OLWG · writing

OLWG# 276- Regrets? We’ve All Got ‘Em

Written for OLWG# 276

“You missed her by a couple of days, Dad,” Carmen said. She smiled sadly, leaned forward to put her arm around my waist and gave me a quick peck on the cheek.

I handed her the rosebud I was holding, “I’ll give this to you then.”

I saw Luke come into the room behind her. He raised his hand in greeting but said nothing as he retreated, leaving Carmen and me standing awkwardly together at the front door.

“Afternoon, Lucas,” I spoke to his back, but he didn’t respond, just faded into the gloom of the darkened hallway.

“I tried to get here sooner, Carmen, but…”

“I know Dad, it’s always something, huh? Mother was expecting you. She’s been saying for the last two weeks that you were coming.”

I turned on the stoop and pushed my worn tweed cap back on my head. I studied the road and tried to tamp my need to move on.

Carmen, “You know, she never quit loving you.”

“You’re not gonna let this be easy, are you, girl?”

“Stay, Dad. Why don’t you stay a while? Stay for dinner. Stay for the night?”

I turned and looked at my little girl, so grown up now. So much the same as I always remembered.

“It was peaceful for her, Dad. She passed in her sleep.”

I reached out my arms, and she fell into them, just like she used to do. “I’ll see you around sometime, girl.” I sniffed and pushed her back so I got a good look at her. Her eyes were beginning to brim with tears,

“I’m no good, you know,” I said as I backed down the steps and across the lawn. I waved, pulled the brim of my cap down low, turned, and walked toward the sun. At the corner, of Elm Street, I glanced over my shoulder. Carmen had moved down to the pavement, and she was watching me leave.

That’s all I ever gave to her. That’s all I’d ever given to her. Goodbyes and lots of words, always left unsaid.

This week’s prompts were:

  1. a single flower
  2. Carmen
  3. Mother was expecting you

OLWG · writing

OLWG# 275- Life Beneath The Universe

Written for OLWG# 275

Cheryl looked at me with her eyes wide from across the table. She had her lower lip clenched between her teeth. Her salad fork was tight in her left hand as she sawed the New York Strip Steak with a serrated knife secured equally tightly in her right. In front of her plate, random piles of julienned carrots lay scattered where they had been pushed onto the table by her aggressive meat slicing.

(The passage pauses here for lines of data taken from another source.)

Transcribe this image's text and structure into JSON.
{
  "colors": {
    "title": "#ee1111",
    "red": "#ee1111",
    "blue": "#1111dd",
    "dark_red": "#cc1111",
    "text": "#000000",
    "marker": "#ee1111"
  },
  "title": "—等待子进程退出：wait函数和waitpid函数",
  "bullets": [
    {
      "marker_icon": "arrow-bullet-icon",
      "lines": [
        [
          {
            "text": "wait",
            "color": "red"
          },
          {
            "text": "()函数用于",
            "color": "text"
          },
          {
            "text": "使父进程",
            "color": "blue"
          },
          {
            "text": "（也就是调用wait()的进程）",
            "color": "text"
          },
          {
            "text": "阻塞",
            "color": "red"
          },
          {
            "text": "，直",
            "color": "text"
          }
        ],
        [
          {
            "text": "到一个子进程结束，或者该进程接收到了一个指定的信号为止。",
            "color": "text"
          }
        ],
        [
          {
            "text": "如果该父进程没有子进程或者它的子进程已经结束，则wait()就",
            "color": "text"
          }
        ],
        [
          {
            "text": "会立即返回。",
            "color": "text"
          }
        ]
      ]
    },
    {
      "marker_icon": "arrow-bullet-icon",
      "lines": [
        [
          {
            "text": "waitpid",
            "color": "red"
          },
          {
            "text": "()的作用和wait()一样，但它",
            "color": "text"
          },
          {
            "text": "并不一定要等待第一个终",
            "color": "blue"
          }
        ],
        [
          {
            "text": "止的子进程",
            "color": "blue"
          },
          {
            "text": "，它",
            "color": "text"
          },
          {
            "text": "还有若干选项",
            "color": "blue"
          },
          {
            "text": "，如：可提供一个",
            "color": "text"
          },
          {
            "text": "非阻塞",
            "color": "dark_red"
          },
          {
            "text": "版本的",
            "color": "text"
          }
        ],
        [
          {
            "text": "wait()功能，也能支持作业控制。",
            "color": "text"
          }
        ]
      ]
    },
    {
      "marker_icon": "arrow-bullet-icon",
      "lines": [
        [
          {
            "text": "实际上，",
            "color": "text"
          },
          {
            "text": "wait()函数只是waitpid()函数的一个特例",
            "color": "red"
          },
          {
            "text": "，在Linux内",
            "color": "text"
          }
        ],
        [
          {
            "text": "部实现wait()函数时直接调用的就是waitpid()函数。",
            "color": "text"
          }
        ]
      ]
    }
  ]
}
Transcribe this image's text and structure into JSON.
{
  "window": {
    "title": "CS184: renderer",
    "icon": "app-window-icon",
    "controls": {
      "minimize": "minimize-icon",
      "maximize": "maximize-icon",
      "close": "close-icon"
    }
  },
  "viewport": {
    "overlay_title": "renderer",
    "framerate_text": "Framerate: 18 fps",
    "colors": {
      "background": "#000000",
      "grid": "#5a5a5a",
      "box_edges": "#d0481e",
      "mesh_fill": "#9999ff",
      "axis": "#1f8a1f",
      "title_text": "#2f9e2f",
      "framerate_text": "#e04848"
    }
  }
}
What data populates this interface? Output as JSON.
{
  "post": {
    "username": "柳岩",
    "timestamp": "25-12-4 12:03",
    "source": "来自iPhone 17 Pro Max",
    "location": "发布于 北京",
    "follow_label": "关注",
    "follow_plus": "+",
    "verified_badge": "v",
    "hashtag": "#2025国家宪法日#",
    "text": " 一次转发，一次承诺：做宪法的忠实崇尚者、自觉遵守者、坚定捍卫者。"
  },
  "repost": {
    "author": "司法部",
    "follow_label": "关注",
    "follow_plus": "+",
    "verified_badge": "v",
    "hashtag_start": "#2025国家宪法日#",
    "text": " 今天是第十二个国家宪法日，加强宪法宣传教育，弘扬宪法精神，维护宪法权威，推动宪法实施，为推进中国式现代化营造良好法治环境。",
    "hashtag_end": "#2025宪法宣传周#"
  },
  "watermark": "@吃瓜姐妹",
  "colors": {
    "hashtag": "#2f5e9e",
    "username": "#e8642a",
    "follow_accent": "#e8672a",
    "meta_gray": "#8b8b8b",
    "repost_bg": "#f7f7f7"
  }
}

Cheryl had swiped right on my photo, and tonight was our first date. She had suggested dinner at Barrow Island Steakhouse. When we met at the restaurant, I recognized her immediately. She looked just like her photo; tall, with long straight red hair, and thin, almost painfully thin. I thought she was beautiful.

At the table, we got to know one another. Cheryl was a local girl, born and raised in White Oak. She was currently a paralegal in one of those law offices downtown. Billboards lined the motorway with photos of her boss, looking stern and pointing at the camera.

She struck me as too meek to work in that type of atmosphere. I told her that I slept most days; and spent my nights volunteering at a mobile soup kitchen that usually set up beneath the 14th street overpass. I might have mentioned that I had been an actor when I was seven years old and had snagged the part of Roger in the network television show – Roger’s Life.

Cheryl set down her knife and fork. She twirled her red hair around and around the index finger on her right hand.

“Really?” she asked, “I used to love that show. My brother would pretend to be Roger,” she paused, “and I was Selma.”

“You’re much prettier than Selma ever was.” I blurted out.

Cheryl’s face reddened slightly, she smiled and looked down at her plate. “Was that really you?” she asked.

“That was me,” I tried my best bashful smile.

Cheryl held up her arms, “OMG,” she said, “I’ve got goosebumps. Look at them.”

In the morning when I left Cheryl’s apartment early, I felt a little guilty about lying to her, but it didn’t last. I’ve been lying to girls like Cheryl for a long time. There is probably a name for people like me, some medical diagnosis. I don’t know what it would be called, though.

This week’s prompts were:

  1. falls right off the page
  2. It’s not about what you lost
  3. that was me